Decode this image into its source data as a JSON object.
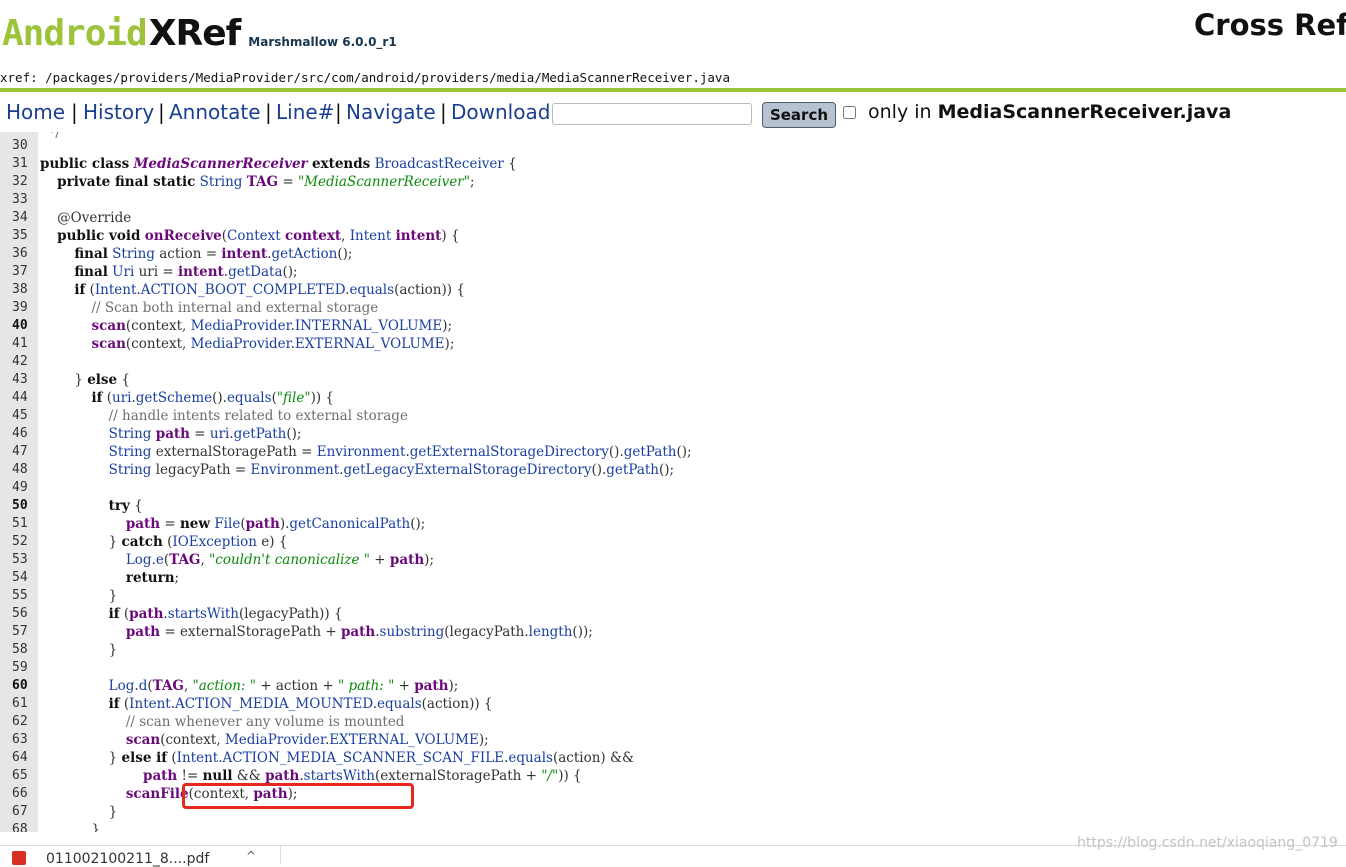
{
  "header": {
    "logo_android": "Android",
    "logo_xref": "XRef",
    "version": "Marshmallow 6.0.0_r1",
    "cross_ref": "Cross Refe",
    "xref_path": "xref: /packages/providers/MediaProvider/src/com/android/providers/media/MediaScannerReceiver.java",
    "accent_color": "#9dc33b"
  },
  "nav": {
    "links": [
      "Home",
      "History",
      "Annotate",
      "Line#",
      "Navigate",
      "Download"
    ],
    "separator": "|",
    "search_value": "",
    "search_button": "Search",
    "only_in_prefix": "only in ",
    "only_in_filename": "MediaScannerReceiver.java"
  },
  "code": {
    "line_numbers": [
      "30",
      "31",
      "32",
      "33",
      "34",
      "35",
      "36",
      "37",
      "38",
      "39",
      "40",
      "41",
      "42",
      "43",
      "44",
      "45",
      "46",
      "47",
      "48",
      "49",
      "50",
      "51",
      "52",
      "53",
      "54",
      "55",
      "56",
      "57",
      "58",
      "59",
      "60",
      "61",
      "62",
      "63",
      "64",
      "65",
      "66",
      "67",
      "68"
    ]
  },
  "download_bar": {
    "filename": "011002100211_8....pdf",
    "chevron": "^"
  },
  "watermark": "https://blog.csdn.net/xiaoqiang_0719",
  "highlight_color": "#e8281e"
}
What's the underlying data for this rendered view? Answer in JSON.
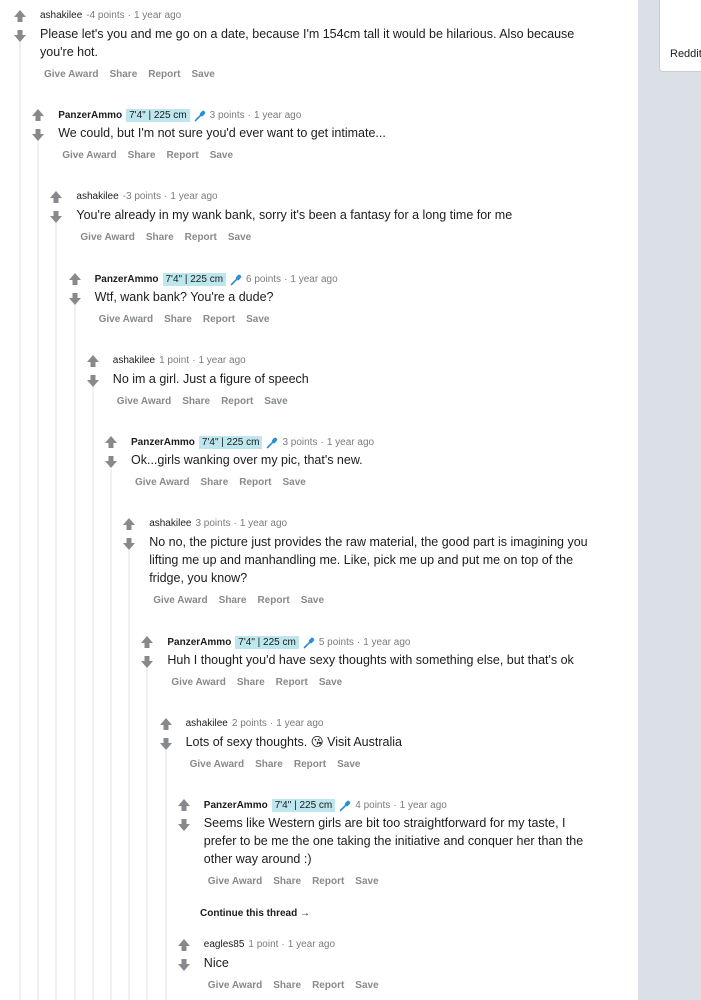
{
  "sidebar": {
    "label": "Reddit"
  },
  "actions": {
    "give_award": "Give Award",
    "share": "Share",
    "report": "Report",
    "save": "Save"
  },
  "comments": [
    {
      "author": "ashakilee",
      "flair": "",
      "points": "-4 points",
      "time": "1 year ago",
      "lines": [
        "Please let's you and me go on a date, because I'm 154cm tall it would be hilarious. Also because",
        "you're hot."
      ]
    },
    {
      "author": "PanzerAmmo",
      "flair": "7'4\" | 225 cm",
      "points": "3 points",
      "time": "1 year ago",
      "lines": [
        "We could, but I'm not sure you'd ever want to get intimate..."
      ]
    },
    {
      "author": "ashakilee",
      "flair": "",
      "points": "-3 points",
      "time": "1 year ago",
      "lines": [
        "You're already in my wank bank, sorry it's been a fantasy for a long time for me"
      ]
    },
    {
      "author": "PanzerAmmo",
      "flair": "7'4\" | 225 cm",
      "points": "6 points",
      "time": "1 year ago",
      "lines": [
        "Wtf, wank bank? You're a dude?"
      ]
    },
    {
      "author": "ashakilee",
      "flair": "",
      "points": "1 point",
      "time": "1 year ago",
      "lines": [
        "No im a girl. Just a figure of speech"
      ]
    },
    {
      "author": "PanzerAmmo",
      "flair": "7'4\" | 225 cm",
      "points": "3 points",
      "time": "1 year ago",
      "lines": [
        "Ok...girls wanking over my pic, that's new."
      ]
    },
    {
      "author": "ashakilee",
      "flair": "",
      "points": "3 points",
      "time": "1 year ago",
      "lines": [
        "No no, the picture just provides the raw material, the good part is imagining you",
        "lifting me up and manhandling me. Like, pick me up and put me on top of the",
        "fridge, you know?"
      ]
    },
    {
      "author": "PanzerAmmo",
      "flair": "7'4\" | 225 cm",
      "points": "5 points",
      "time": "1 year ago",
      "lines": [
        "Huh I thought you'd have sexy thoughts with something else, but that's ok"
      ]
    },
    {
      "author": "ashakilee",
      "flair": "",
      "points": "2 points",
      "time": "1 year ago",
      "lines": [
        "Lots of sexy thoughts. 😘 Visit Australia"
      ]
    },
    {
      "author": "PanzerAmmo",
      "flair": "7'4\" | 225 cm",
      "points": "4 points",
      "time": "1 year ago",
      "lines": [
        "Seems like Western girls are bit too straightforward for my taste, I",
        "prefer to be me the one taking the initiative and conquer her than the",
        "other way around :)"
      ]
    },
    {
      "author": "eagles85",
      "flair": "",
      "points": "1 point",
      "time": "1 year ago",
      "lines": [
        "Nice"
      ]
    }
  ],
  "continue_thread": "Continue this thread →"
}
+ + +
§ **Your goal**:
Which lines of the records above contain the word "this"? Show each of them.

§ **Completed task**:
Decode this image into its source data as a JSON object.
What's the underlying data for this rendered view? Answer in JSON.
  "continue_thread": "Continue this thread →"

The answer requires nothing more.